2-3 cups of stock (pheasant, chicken, turkey, beef)
Extra virgin olive oil (evoo)
Salt and Pepper
After breaking down the bird with your RazorPro, rinse in cold water and wrap in paper towels to absorb excess moisture (replace paper towels as needed). Its best to do this overnight. After bringing out of the fridge, give the legs a little rub down with a little evoo and then season with your favorite seasoning. We love RELOAD MAGNUM Blend. Allow legs to come closer to room temperature (keeps the skillet hot, resulting in better browning). Preheat oven at 225°F.
Using a large oven safe skillet (cast iron preferred), preheat skillet to med-low heat. Add 2-3 tbsp. of evoo, then add onions and slowly caramelize them. Once the skillet is up to temp, lower the heat to low, stirring the onions every few minutes so they do not burn. Add in butter to help with caramelizing. This may take 20-30mins to get them nice color. When the onions are almost done, add your garlic and make sure it doesn’t burn. After just a couple mins, either remove all onions and garlic from pan or just move them to the outside of your skillet if there’s plenty of room. Return heat to medium, add in 1-2 tbsp of evoo to the middle and then add your pheasant legs (skin side down if applicable). Try not to move them while they are browning. After a few minutes, flip them over and brown the other side for just a couple minutes.
Add in your stock, we used homemade turkey stock, but pheasant, chicken, or even beef work great. You want the liquid to come up about ¾ of the legs. Once that starts boiling, reduce heat and cover skillet. Place in oven for a couple of hours until meat shows signs of falling apart with the pressing of a fork. If you don’t have an oven safe skillet, you can cover and leave on stove top, just make sure heat is on low.

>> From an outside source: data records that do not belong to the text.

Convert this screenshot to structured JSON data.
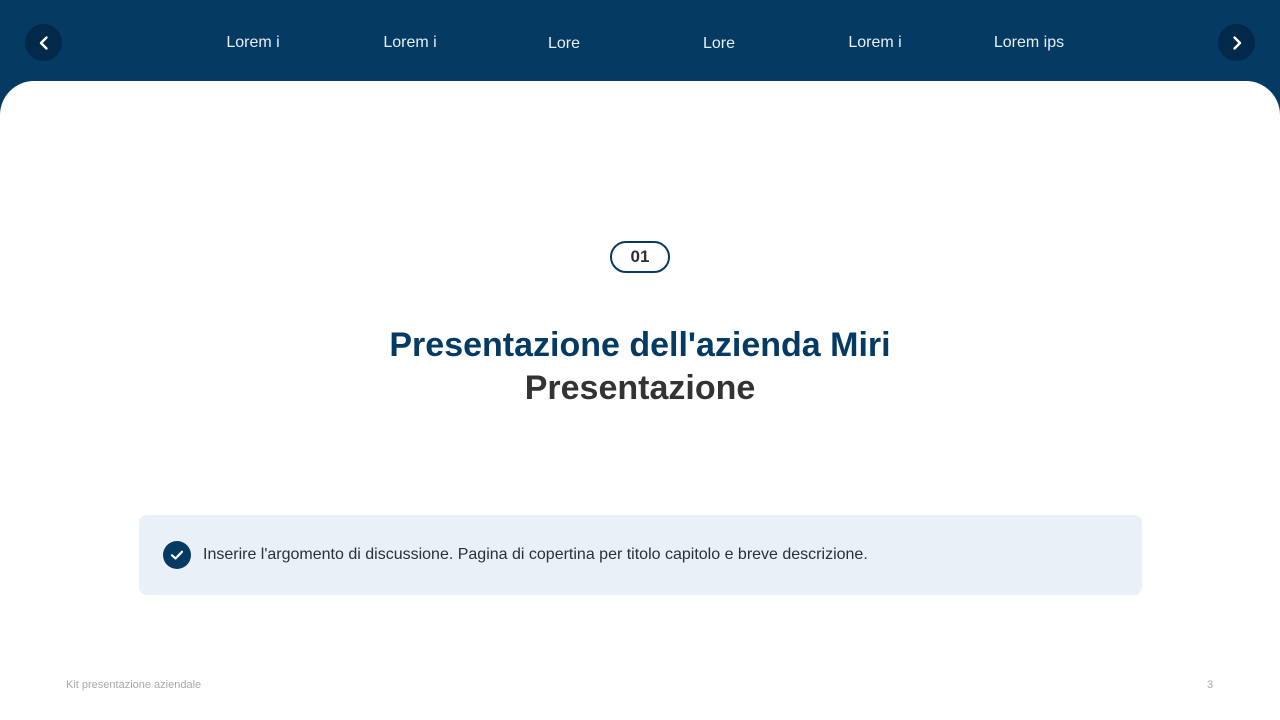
{
  "nav": {
    "prev_icon": "chevron-left-icon",
    "next_icon": "chevron-right-icon",
    "tabs": [
      "Lorem i",
      "Lorem i",
      "Lore",
      "Lore",
      "Lorem i",
      "Lorem ips"
    ]
  },
  "slide": {
    "chapter_number": "01",
    "title": "Presentazione dell'azienda Miri",
    "subtitle": "Presentazione",
    "info_icon": "check-circle-icon",
    "info_text": "Inserire l'argomento di discussione. Pagina di copertina per titolo capitolo e breve descrizione."
  },
  "footer": {
    "left_text": "Kit presentazione aziendale",
    "page_number": "3"
  },
  "colors": {
    "header_bg": "#053a63",
    "nav_button_bg": "#02284a",
    "title_accent": "#053a63",
    "info_box_bg": "#e9f0f8"
  }
}
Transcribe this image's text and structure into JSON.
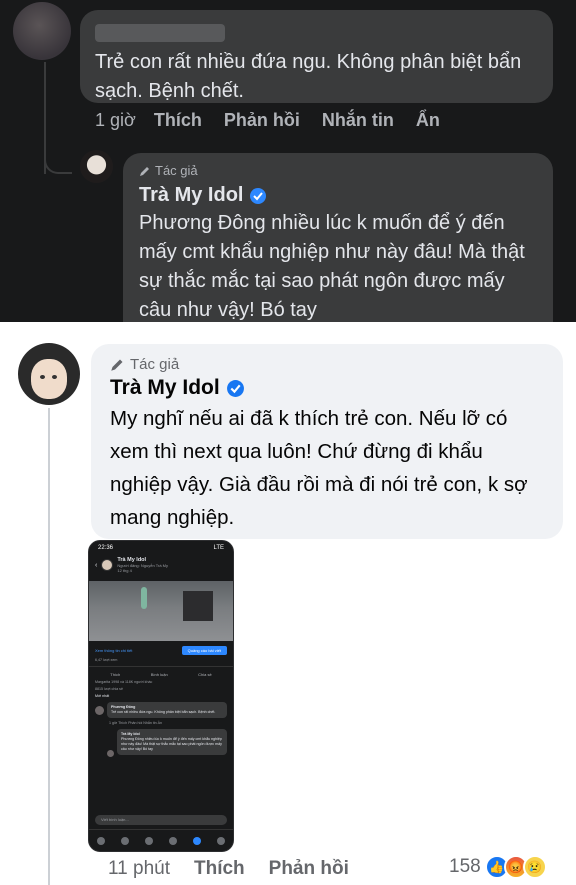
{
  "top_comment": {
    "text": "Trẻ con rất nhiều đứa ngu. Không phân biệt bẩn sạch. Bệnh chết.",
    "time": "1 giờ",
    "actions": [
      "Thích",
      "Phản hồi",
      "Nhắn tin",
      "Ẩn"
    ]
  },
  "dark_reply": {
    "author_badge": "Tác giả",
    "name": "Trà My Idol",
    "text": "Phương Đông nhiều lúc k muốn để ý đến mấy cmt khẩu nghiệp như này đâu! Mà thật sự thắc mắc tại sao phát ngôn được mấy câu như vậy! Bó tay"
  },
  "light_reply": {
    "author_badge": "Tác giả",
    "name": "Trà My Idol",
    "text": "My nghĩ nếu ai đã k thích trẻ con. Nếu lỡ có xem thì next qua luôn! Chứ đừng đi khẩu nghiệp vậy. Già đầu rồi mà đi nói trẻ con, k sợ mang nghiệp.",
    "time": "11 phút",
    "actions": [
      "Thích",
      "Phản hồi"
    ],
    "reaction_count": "158",
    "reactions": [
      "like-icon",
      "angry-icon",
      "sad-icon"
    ]
  },
  "phone": {
    "clock": "22:36",
    "signal": "LTE",
    "page_name": "Trà My Idol",
    "page_sub": "Người đăng: Nguyễn Trà My",
    "page_time": "12 thg 4",
    "stats_link": "Xem thông tin chi tiết",
    "boost": "Quảng cáo bài viết",
    "views": "6,47 lượt xem",
    "actions": [
      "Thích",
      "Bình luận",
      "Chia sẻ"
    ],
    "reaction_line": "Margarita 1998 và 118K người khác",
    "shares": "8815 lượt chia sẻ",
    "sort": "Mới nhất",
    "comment_name": "Phương Đông",
    "comment_text": "Trẻ con rất nhiều đứa ngu. Không phân biệt bẩn sạch. Bệnh chết.",
    "comment_actions": "1 giờ  Thích  Phản hồi  Nhắn tin  Ẩn",
    "reply_name": "Trà My Idol",
    "reply_text": "Phương Đông nhiều lúc k muốn để ý đến mấy cmt khẩu nghiệp như này đâu! Mà thật sự thắc mắc tại sao phát ngôn được mấy câu như vậy! Bó tay",
    "input_placeholder": "Viết bình luận..."
  }
}
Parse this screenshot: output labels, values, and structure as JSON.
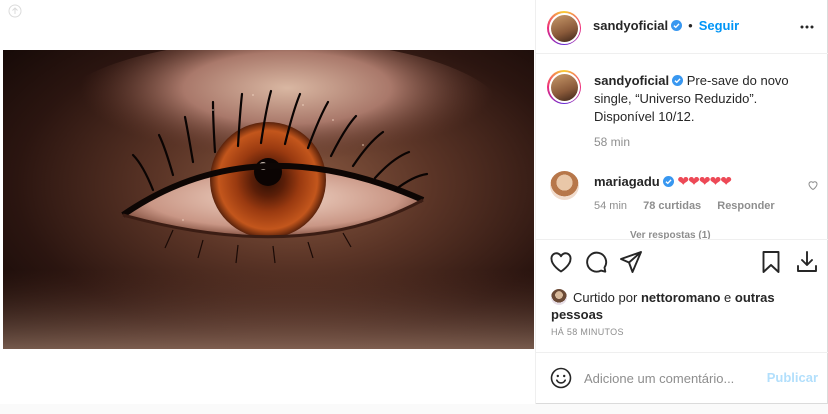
{
  "post": {
    "author": "sandyoficial",
    "follow_label": "Seguir",
    "separator": "•",
    "caption": "Pre-save do novo single, “Universo Reduzido”. Disponível 10/12.",
    "caption_time": "58 min",
    "likes_prefix": "Curtido por",
    "liked_by": "nettoromano",
    "likes_connector": "e",
    "likes_others": "outras pessoas",
    "time_ago": "HÁ 58 MINUTOS"
  },
  "comment": {
    "author": "mariagadu",
    "text": "❤❤❤❤❤",
    "time": "54 min",
    "likes": "78 curtidas",
    "reply_label": "Responder"
  },
  "replies_label": "Ver respostas (1)",
  "add_comment": {
    "placeholder": "Adicione um comentário...",
    "publish_label": "Publicar"
  },
  "colors": {
    "accent": "#0095f6",
    "heart": "#ed4956",
    "publish_disabled": "#b2dffc",
    "muted": "#8e8e8e"
  },
  "icons": [
    "user-tag-icon",
    "verified-icon",
    "more-icon",
    "heart-icon",
    "comment-icon",
    "share-icon",
    "bookmark-icon",
    "download-icon",
    "emoji-icon"
  ]
}
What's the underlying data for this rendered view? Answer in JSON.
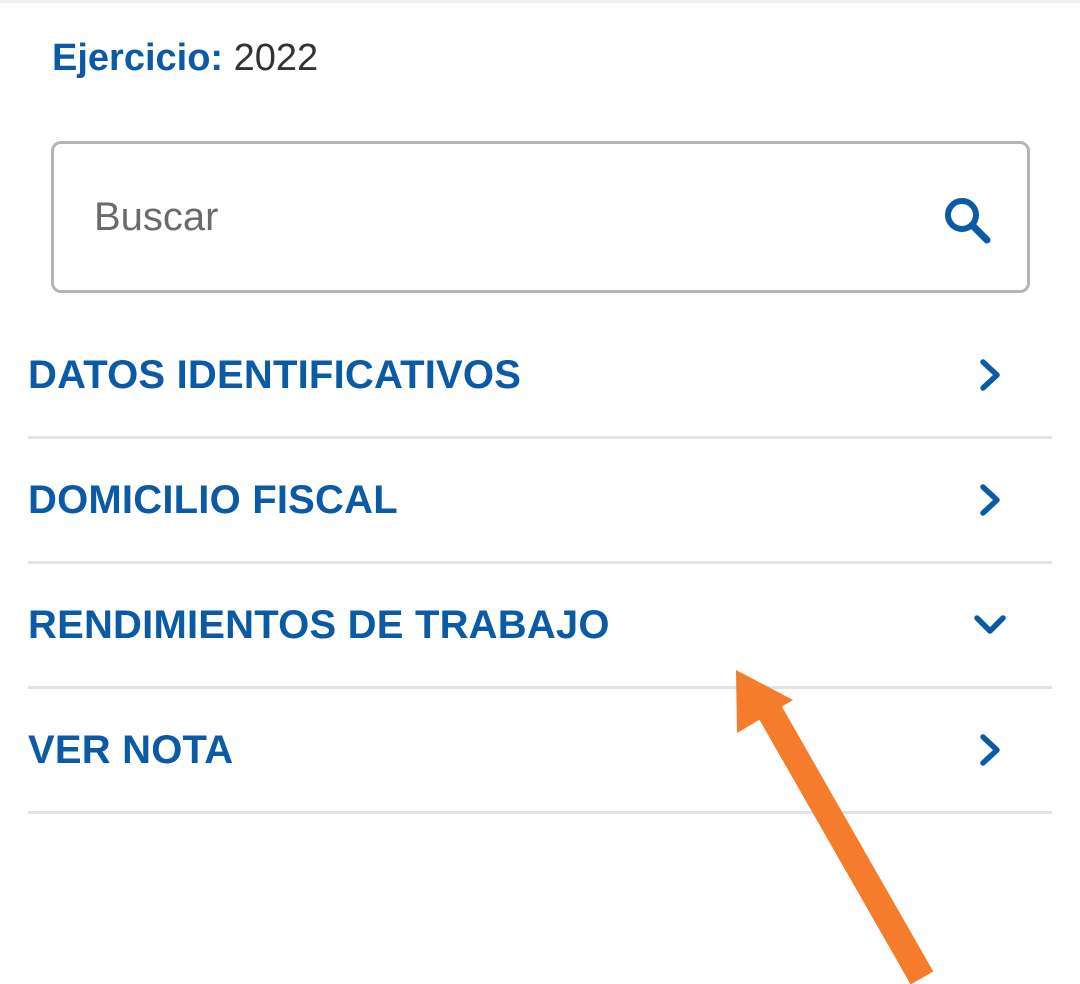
{
  "header": {
    "ejercicio_label": "Ejercicio:",
    "ejercicio_value": "2022"
  },
  "search": {
    "placeholder": "Buscar",
    "icon": "search-icon"
  },
  "menu": {
    "items": [
      {
        "label": "DATOS IDENTIFICATIVOS",
        "icon": "chevron-right-icon",
        "expanded": false
      },
      {
        "label": "DOMICILIO FISCAL",
        "icon": "chevron-right-icon",
        "expanded": false
      },
      {
        "label": "RENDIMIENTOS DE TRABAJO",
        "icon": "chevron-down-icon",
        "expanded": true
      },
      {
        "label": "VER NOTA",
        "icon": "chevron-right-icon",
        "expanded": false
      }
    ]
  },
  "colors": {
    "accent": "#0b5aa5",
    "annotation_arrow": "#f47c2a",
    "divider": "#e3e3e3",
    "input_border": "#b5b5b5"
  },
  "annotation": {
    "icon": "arrow-annotation"
  }
}
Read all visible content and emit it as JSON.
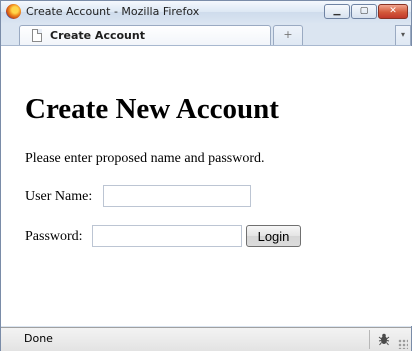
{
  "window": {
    "title": "Create Account - Mozilla Firefox"
  },
  "tabs": {
    "active_label": "Create Account",
    "new_tab_symbol": "+",
    "list_symbol": "▾"
  },
  "page": {
    "heading": "Create New Account",
    "intro": "Please enter proposed name and password.",
    "username_label": "User Name:",
    "username_value": "",
    "password_label": "Password:",
    "password_value": "",
    "login_label": "Login"
  },
  "status": {
    "text": "Done"
  },
  "icons": {
    "browser": "firefox-icon",
    "tab": "page-icon",
    "status": "bug-icon"
  }
}
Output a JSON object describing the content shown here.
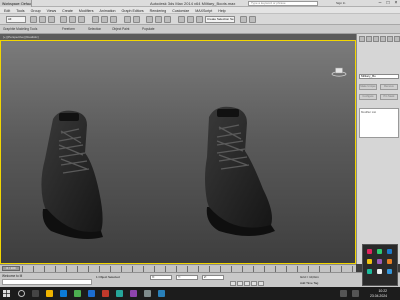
{
  "window": {
    "workspace_label": "Workspace: Default",
    "title": "Autodesk 3ds Max 2014 x64   Military_Boots.max",
    "search_placeholder": "Type a keyword or phrase",
    "sign_in": "Sign In"
  },
  "menu": [
    "Edit",
    "Tools",
    "Group",
    "Views",
    "Create",
    "Modifiers",
    "Animation",
    "Graph Editors",
    "Rendering",
    "Customize",
    "MAXScript",
    "Help"
  ],
  "toolbar": {
    "selection_filter": "All",
    "view_dropdown": "Create Selection Se"
  },
  "ribbon": {
    "tabs": [
      "Graphite Modeling Tools",
      "Freeform",
      "Selection",
      "Object Paint",
      "Populate"
    ]
  },
  "viewport": {
    "label": "[+] [Perspective] [Realistic]",
    "selected_object": "Boot"
  },
  "command_panel": {
    "object_name": "Military_Bo",
    "buttons": [
      "Make Unique",
      "Remove",
      "Configure",
      "Pin Stack"
    ],
    "list_label": "Modifier List"
  },
  "timeline": {
    "frame": "0 / 100"
  },
  "status": {
    "label": "Welcome to M",
    "selection": "1 Object Selected",
    "x": "X:",
    "y": "Y:",
    "z": "Z:",
    "grid": "Grid = 10,0cm",
    "add_time_tag": "Add Time Tag"
  },
  "taskbar": {
    "time": "10:22",
    "date": "23.04.2024"
  },
  "colors": {
    "viewport_border": "#f2d600",
    "accent": "#1979ca"
  }
}
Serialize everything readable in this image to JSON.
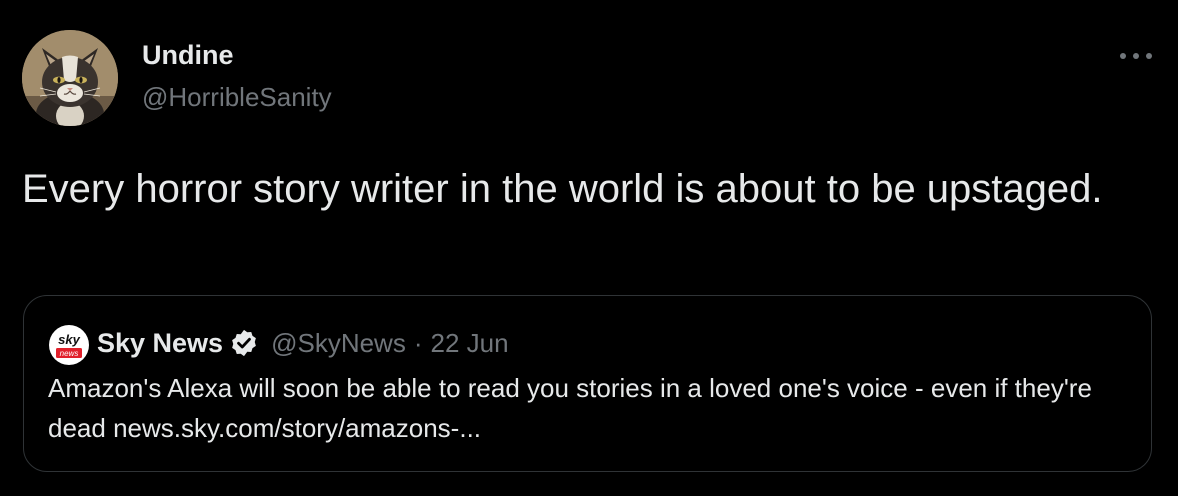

Pull legs from skillet and serve over a bed of rice, grits, or potatoes. You can also pull/pick the meat from the legs after they have cooled slightly (I wear latex gloves when picking so I can get to the legs quicker) and dice up the picked meat before serving. To finish, ladle over the onion stock mixture and enjoy.